● What to do: Reproduce the entries in full. Exclude all images from the copy.

Collected data entries:
----
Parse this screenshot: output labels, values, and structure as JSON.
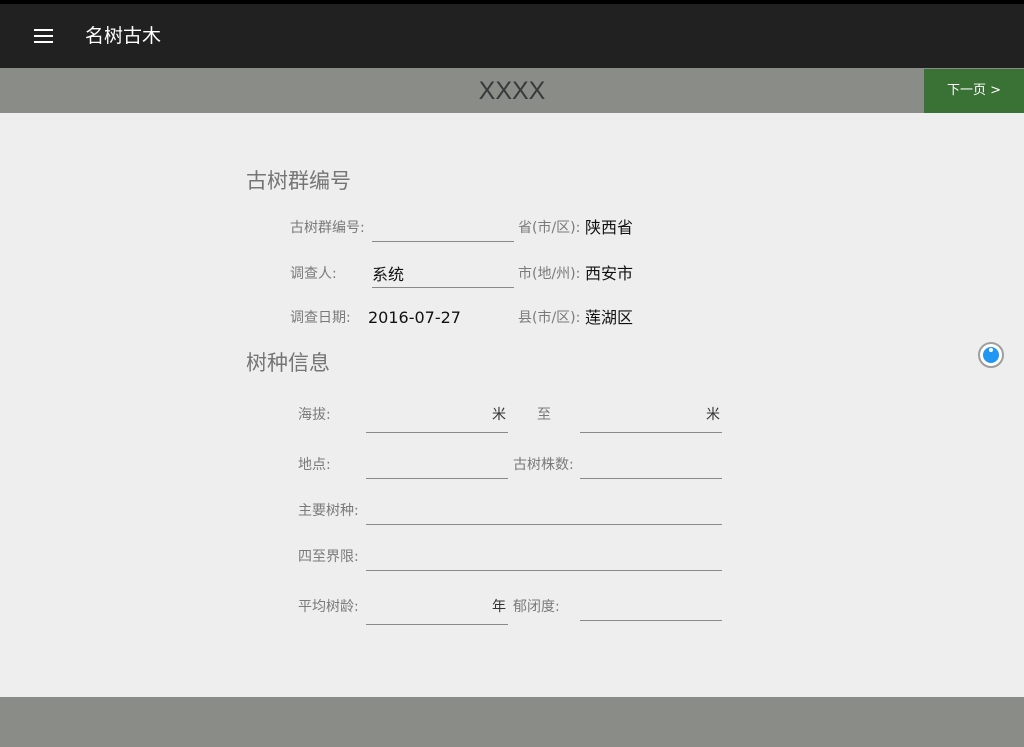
{
  "app": {
    "title": "名树古木"
  },
  "subheader": {
    "title": "XXXX",
    "next_label": "下一页 >"
  },
  "section1": {
    "title": "古树群编号",
    "group_no_label": "古树群编号:",
    "group_no_value": "",
    "province_label": "省(市/区):",
    "province_value": "陕西省",
    "investigator_label": "调查人:",
    "investigator_value": "系统",
    "city_label": "市(地/州):",
    "city_value": "西安市",
    "date_label": "调查日期:",
    "date_value": "2016-07-27",
    "county_label": "县(市/区):",
    "county_value": "莲湖区"
  },
  "section2": {
    "title": "树种信息",
    "altitude_label": "海拔:",
    "altitude_from": "",
    "altitude_unit": "米",
    "to_label": "至",
    "altitude_to": "",
    "altitude_to_unit": "米",
    "location_label": "地点:",
    "location_value": "",
    "tree_count_label": "古树株数:",
    "tree_count_value": "",
    "main_species_label": "主要树种:",
    "main_species_value": "",
    "boundary_label": "四至界限:",
    "boundary_value": "",
    "avg_age_label": "平均树龄:",
    "avg_age_value": "",
    "avg_age_unit": "年",
    "canopy_label": "郁闭度:",
    "canopy_value": ""
  },
  "colors": {
    "appbar": "#212121",
    "subheader": "#8a8c88",
    "next_button": "#3a7135",
    "fab": "#2196f3"
  }
}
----
● Output of the exercise:
Parse this screenshot: output labels, values, and structure as JSON.
{
  "app": {
    "title": "名树古木"
  },
  "subheader": {
    "title": "XXXX",
    "next_label": "下一页 >"
  },
  "section1": {
    "title": "古树群编号",
    "group_no_label": "古树群编号:",
    "group_no_value": "",
    "province_label": "省(市/区):",
    "province_value": "陕西省",
    "investigator_label": "调查人:",
    "investigator_value": "系统",
    "city_label": "市(地/州):",
    "city_value": "西安市",
    "date_label": "调查日期:",
    "date_value": "2016-07-27",
    "county_label": "县(市/区):",
    "county_value": "莲湖区"
  },
  "section2": {
    "title": "树种信息",
    "altitude_label": "海拔:",
    "altitude_from": "",
    "altitude_unit": "米",
    "to_label": "至",
    "altitude_to": "",
    "altitude_to_unit": "米",
    "location_label": "地点:",
    "location_value": "",
    "tree_count_label": "古树株数:",
    "tree_count_value": "",
    "main_species_label": "主要树种:",
    "main_species_value": "",
    "boundary_label": "四至界限:",
    "boundary_value": "",
    "avg_age_label": "平均树龄:",
    "avg_age_value": "",
    "avg_age_unit": "年",
    "canopy_label": "郁闭度:",
    "canopy_value": ""
  },
  "colors": {
    "appbar": "#212121",
    "subheader": "#8a8c88",
    "next_button": "#3a7135",
    "fab": "#2196f3"
  }
}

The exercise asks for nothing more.